Description of the task: Please list all lines of the material below in which the string "banner" occurs.

Supplied material:
/---
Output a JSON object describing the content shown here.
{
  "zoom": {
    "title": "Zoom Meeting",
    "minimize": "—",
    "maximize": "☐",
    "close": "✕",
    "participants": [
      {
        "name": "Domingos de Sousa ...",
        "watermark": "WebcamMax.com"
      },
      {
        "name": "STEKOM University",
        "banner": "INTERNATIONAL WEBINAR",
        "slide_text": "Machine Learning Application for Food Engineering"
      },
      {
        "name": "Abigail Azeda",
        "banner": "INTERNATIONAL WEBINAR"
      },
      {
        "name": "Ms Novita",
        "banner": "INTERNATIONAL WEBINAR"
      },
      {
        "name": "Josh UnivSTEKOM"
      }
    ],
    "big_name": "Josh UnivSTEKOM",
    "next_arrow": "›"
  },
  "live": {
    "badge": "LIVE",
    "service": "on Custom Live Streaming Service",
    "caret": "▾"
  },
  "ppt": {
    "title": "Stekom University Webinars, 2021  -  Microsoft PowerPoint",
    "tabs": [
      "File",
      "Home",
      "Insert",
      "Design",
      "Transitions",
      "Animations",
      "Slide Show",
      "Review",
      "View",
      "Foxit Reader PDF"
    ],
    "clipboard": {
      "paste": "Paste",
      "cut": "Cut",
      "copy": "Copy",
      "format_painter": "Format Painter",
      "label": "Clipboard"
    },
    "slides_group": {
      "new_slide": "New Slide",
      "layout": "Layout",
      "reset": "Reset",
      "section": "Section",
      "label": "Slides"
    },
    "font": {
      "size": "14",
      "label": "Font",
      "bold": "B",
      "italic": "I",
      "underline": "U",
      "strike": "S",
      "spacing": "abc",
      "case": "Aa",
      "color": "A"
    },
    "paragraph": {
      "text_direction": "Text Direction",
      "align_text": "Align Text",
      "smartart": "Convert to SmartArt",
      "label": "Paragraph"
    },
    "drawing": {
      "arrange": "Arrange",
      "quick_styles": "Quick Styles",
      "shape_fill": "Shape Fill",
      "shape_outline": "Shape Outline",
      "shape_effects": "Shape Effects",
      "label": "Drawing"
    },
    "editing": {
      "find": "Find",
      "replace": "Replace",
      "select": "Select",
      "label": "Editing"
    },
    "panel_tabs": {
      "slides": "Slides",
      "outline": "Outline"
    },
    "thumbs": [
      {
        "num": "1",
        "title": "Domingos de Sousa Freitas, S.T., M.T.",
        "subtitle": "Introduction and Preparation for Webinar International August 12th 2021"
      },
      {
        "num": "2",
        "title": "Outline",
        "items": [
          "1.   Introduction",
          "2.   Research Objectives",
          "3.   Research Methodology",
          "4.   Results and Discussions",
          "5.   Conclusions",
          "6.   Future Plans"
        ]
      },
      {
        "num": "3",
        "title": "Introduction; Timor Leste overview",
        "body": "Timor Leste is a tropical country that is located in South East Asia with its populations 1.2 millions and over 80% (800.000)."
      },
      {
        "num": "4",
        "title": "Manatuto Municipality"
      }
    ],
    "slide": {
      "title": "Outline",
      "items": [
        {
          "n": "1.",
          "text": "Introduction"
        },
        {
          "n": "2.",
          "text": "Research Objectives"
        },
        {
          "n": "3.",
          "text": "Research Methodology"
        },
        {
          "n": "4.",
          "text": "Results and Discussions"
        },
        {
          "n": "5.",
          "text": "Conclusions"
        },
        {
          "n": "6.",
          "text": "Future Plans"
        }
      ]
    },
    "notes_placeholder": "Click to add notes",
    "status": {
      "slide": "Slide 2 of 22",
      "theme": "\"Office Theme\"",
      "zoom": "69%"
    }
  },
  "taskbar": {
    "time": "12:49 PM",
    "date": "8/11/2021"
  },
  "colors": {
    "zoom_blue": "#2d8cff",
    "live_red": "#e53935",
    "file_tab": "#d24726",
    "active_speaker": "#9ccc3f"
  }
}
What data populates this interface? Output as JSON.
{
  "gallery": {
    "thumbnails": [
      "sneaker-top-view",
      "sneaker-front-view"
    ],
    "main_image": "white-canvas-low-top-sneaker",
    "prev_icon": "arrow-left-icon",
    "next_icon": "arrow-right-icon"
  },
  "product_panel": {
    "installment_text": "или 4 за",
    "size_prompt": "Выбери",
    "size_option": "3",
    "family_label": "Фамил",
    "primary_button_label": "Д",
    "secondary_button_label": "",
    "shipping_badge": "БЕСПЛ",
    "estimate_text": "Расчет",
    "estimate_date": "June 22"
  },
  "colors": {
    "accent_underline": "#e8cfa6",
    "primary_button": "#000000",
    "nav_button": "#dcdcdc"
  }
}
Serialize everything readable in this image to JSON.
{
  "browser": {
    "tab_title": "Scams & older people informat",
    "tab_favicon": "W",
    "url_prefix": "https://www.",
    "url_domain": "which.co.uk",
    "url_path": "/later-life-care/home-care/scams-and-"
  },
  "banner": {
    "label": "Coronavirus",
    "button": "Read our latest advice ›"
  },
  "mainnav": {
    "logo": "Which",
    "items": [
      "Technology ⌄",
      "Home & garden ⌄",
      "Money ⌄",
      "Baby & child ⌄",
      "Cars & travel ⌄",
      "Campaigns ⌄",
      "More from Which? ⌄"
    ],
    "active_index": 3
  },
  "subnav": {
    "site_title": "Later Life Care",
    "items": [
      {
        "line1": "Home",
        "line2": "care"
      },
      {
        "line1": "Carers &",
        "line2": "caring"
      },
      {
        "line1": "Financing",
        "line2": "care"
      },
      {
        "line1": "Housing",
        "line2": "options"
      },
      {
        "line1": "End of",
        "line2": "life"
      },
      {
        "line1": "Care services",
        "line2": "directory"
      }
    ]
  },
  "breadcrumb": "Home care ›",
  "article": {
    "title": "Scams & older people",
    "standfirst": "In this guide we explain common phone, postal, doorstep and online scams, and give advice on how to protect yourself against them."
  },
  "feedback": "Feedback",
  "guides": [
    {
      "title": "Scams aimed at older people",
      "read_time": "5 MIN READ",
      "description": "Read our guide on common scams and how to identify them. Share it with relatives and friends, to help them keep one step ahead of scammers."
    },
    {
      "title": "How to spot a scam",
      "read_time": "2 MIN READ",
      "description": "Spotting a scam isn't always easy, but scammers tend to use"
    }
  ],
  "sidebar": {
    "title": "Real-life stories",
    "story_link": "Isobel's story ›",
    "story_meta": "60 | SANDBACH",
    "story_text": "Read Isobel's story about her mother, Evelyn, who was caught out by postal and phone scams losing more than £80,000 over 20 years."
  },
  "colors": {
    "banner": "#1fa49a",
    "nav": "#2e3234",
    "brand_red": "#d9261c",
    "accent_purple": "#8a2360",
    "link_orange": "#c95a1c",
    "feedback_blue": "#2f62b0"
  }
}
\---
Your solution:
        "banner": "INTERNATIONAL WEBINAR",
        "banner": "INTERNATIONAL WEBINAR"
        "banner": "INTERNATIONAL WEBINAR"
  "banner": {
    "banner": "#1fa49a",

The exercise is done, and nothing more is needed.